For their analyses, the researchers rely on different methods and devices, such as gas chromatography and mass spectrometry; these enable them to carry out simulated exposure studies in real-life situations to detect and quantify the substances being emitted. In other words, the researchers determine how much is being emitted in normal use. In short: the analytical requirements are high. The detection methods must cover as broad a spectrum of chemical substances as possible, since odourants are not a chemically uniform group. Their only commonality is that they are volatile. In addition, the analysis must differentiate between odour-active and -inactive substances. Machine detectors are only partly capable of achieving this, the human nose is still irreplaceable.

Follow your nose

Weekly sensory training sessions are held at Fraunhofer IVV to train test subjects on becoming odour experts. The test subjects are given samples in odourless glass containers. The sensor panel sets characteristic odour attributes for each sample; in a second sensory session, it evaluates them against reference compounds on a predetermined scale. The overall intensity and the personal preference or dislike of an odour impression is evaluated, with the mean values of the evaluations being used to summarize an odour profile.

Philipp Denk researches all types of adhesive components. His current focus is the acrylic adhesive group, following which he will analyze physio tapes, some of which also contain odor-intensive compounds. “A globalized market and an ever-growing e-commerce sector is a major challenge for the official testing authorities – regarding the wide range of products they must test for hazardous components.
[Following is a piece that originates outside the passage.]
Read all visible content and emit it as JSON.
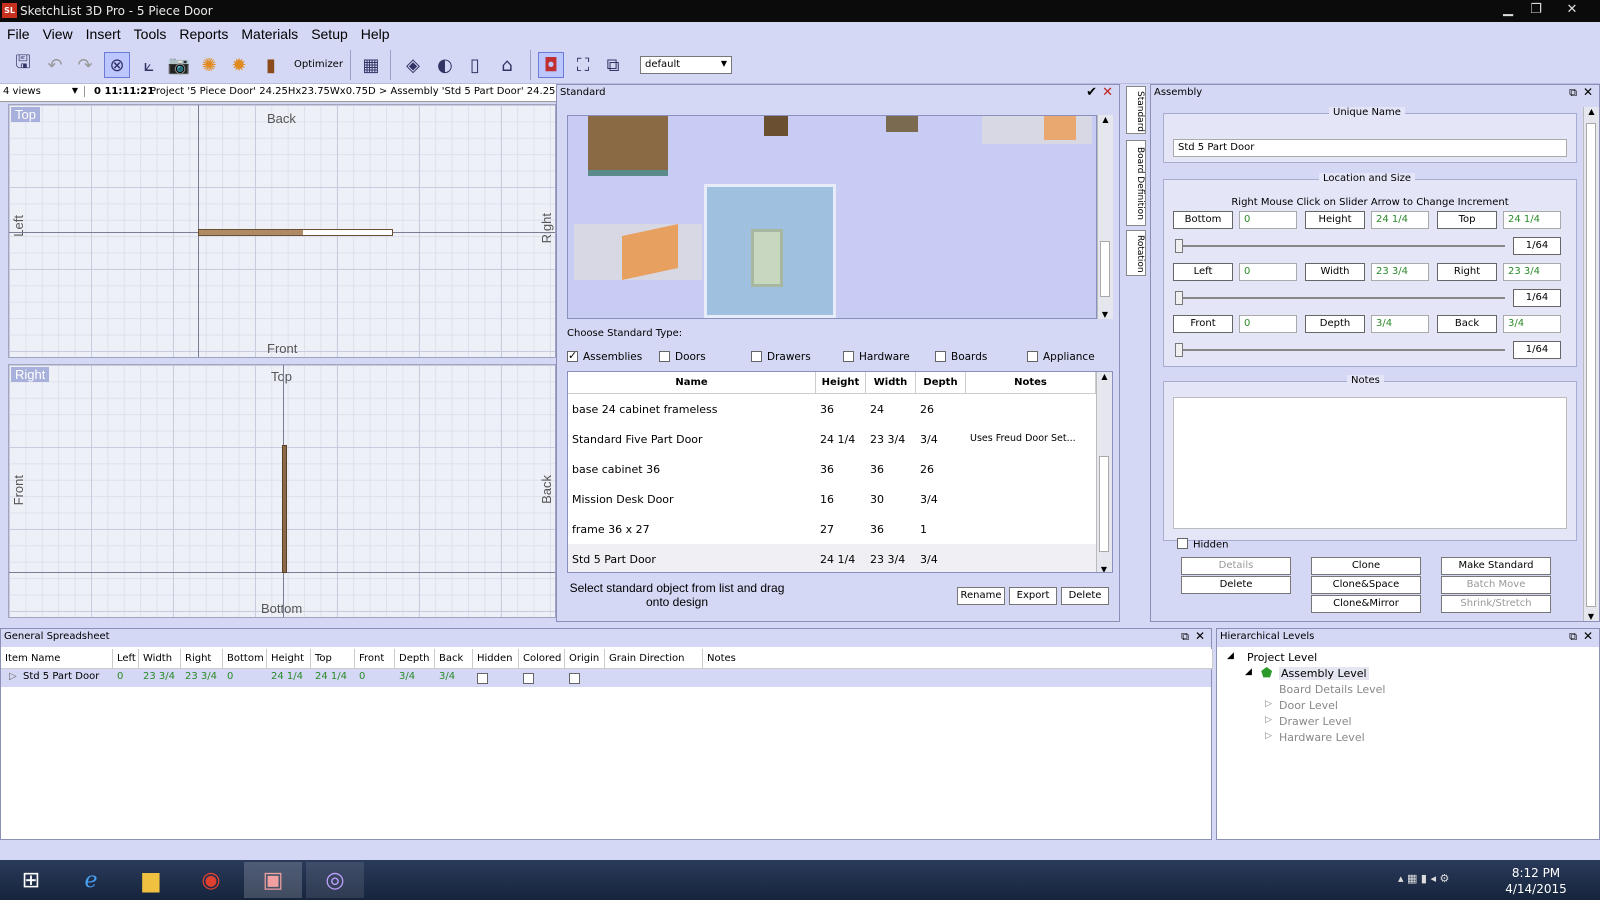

That’s why we’re developing new technologies in order to support quality control and official entities and allow decentralization of the testing of products for hazardous substances.”